MATERIAL PROVIDED:

------------------------------------------------------------------------

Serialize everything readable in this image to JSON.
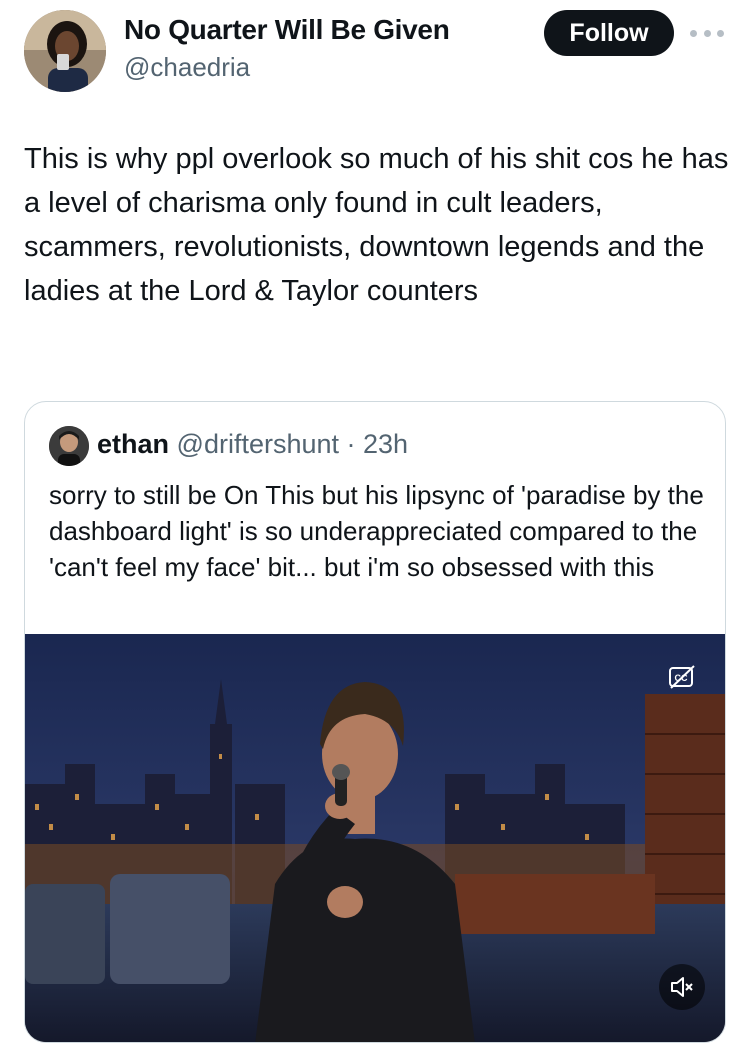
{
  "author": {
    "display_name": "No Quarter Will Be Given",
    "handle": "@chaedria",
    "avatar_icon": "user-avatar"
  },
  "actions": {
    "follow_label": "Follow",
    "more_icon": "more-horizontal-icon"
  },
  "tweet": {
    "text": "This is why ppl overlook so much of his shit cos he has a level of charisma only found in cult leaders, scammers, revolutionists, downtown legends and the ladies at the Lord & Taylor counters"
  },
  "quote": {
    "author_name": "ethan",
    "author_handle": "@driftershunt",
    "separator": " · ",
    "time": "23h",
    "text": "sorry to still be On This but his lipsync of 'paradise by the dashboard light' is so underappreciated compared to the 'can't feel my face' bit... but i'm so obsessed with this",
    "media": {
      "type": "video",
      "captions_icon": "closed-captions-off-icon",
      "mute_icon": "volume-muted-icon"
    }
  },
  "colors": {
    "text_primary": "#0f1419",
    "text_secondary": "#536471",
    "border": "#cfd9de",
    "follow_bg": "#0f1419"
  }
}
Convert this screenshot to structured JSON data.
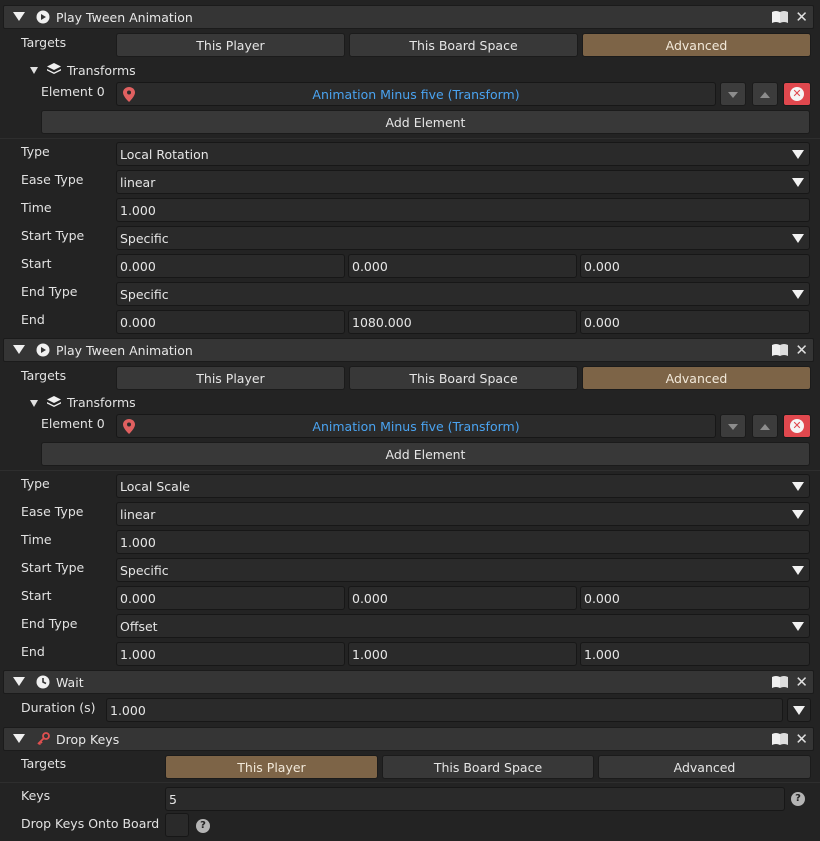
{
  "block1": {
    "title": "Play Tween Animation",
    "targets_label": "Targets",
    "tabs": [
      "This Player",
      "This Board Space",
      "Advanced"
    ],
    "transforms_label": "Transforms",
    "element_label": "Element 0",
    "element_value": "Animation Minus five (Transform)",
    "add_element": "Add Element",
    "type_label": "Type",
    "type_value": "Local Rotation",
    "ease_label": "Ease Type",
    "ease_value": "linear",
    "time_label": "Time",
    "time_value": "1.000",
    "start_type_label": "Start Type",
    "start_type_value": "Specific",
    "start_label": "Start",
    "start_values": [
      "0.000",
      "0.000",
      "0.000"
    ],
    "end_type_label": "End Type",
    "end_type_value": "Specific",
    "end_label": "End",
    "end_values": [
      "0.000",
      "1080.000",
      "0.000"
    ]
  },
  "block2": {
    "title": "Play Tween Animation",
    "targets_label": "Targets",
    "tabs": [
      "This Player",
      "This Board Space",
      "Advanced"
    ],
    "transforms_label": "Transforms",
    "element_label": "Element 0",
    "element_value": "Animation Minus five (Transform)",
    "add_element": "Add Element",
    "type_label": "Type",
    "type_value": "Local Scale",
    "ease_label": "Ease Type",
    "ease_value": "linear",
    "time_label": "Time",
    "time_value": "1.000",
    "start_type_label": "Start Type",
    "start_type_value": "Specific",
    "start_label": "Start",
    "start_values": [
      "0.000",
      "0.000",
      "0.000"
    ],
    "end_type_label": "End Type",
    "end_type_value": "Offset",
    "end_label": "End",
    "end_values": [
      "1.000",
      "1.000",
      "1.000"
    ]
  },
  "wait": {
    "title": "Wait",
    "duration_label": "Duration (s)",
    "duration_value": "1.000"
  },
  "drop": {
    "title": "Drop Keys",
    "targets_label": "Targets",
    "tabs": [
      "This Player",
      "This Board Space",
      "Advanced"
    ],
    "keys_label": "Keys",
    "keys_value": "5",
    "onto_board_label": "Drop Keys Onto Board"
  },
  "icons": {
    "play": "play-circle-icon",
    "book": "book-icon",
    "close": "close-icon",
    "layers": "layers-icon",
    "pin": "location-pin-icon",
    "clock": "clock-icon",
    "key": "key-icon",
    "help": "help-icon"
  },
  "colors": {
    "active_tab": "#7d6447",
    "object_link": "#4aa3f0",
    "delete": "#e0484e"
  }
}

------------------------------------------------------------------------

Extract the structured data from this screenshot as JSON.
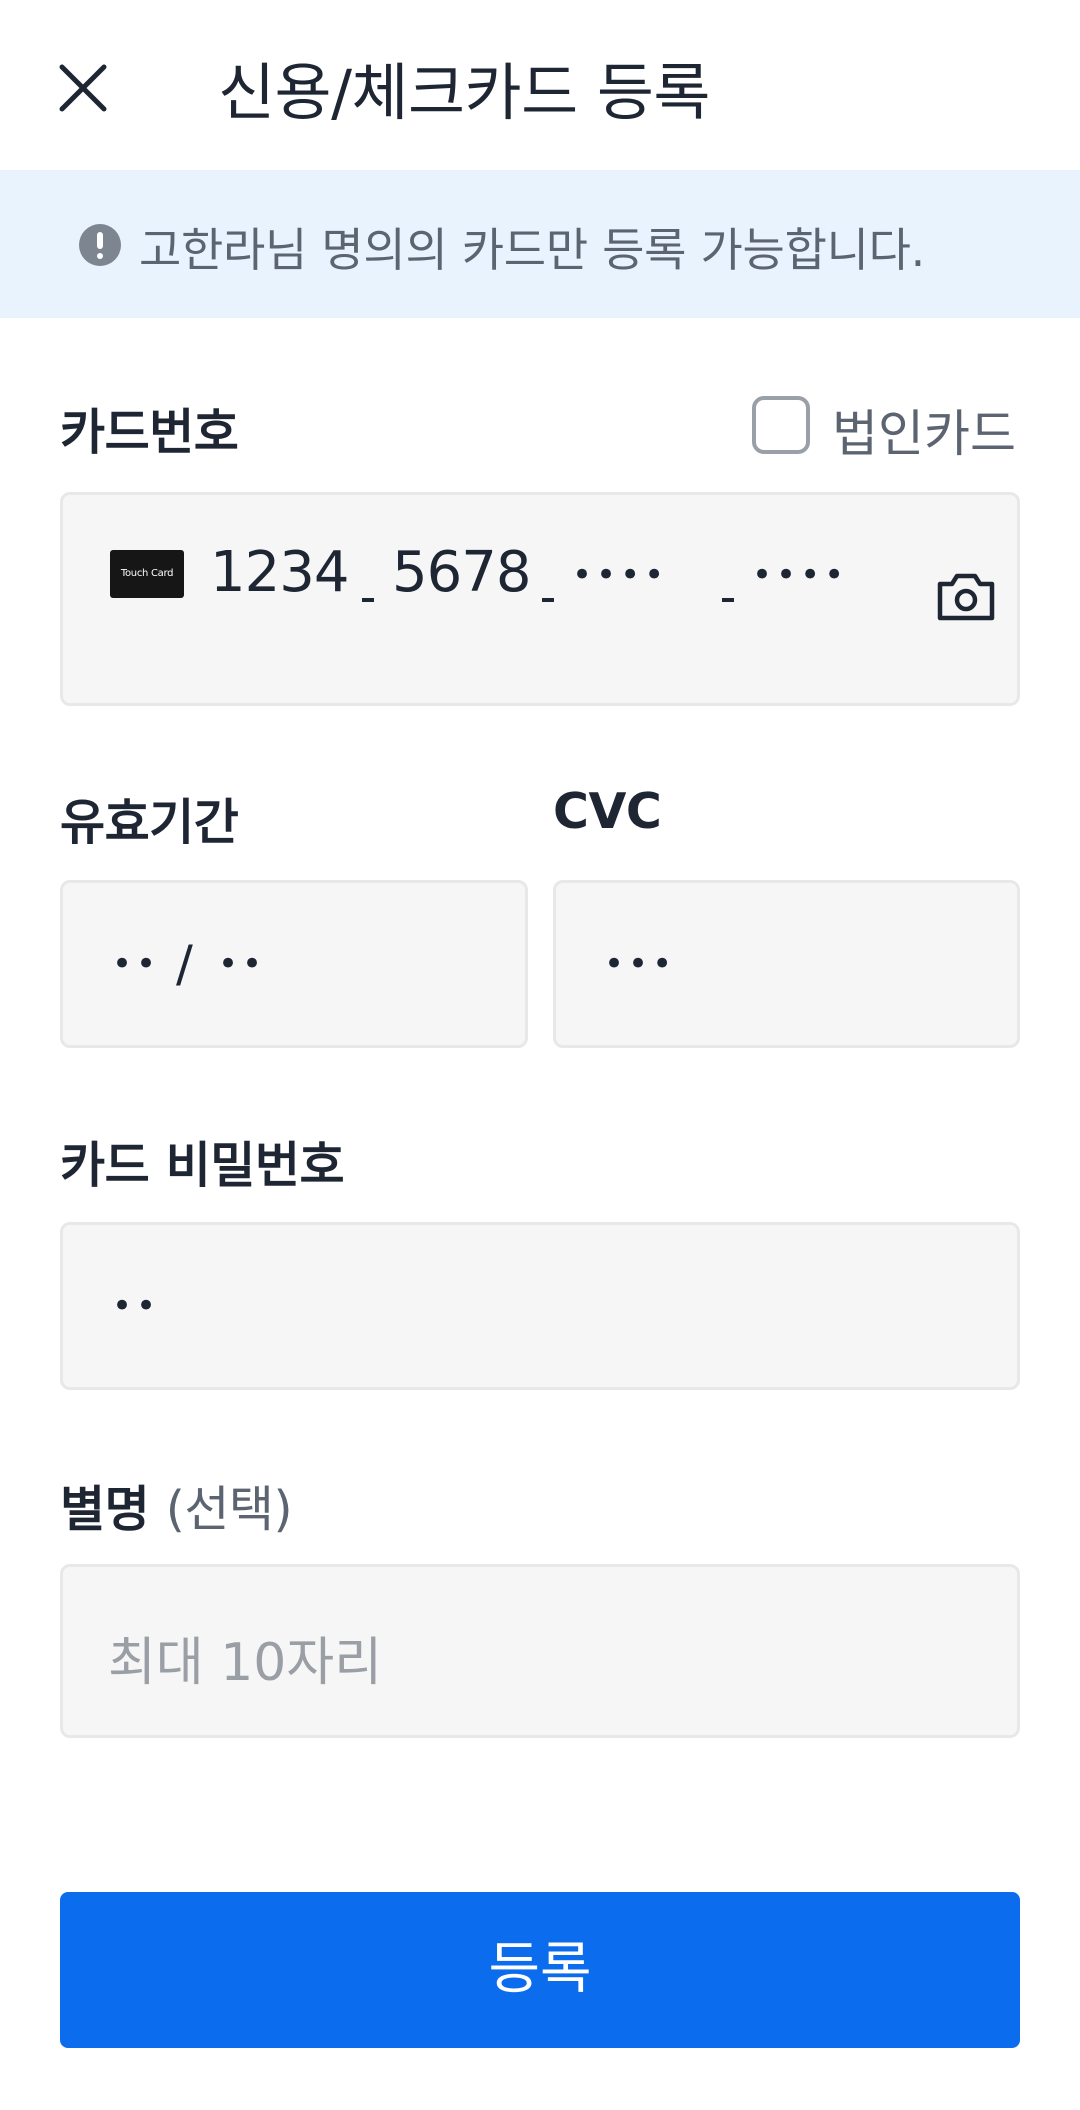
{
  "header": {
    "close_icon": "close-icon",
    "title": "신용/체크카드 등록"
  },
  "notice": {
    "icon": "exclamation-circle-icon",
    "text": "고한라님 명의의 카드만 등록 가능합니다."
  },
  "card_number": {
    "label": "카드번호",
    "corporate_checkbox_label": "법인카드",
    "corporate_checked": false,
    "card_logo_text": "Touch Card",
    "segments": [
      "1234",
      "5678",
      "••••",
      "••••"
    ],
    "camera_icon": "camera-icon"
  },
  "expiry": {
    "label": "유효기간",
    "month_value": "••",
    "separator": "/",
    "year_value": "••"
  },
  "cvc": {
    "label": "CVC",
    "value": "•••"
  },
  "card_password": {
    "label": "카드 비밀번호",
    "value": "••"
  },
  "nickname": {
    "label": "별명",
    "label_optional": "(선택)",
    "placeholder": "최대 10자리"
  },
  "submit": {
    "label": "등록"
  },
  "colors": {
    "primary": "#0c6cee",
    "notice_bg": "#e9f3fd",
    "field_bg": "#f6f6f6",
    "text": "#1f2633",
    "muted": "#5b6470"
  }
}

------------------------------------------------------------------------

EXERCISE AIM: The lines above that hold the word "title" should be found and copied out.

RESPONSE BELOW:
    "title": "Play Tween Animation",
    "title": "Play Tween Animation",
    "title": "Wait",
    "title": "Drop Keys",
    "title": "신용/체크카드 등록"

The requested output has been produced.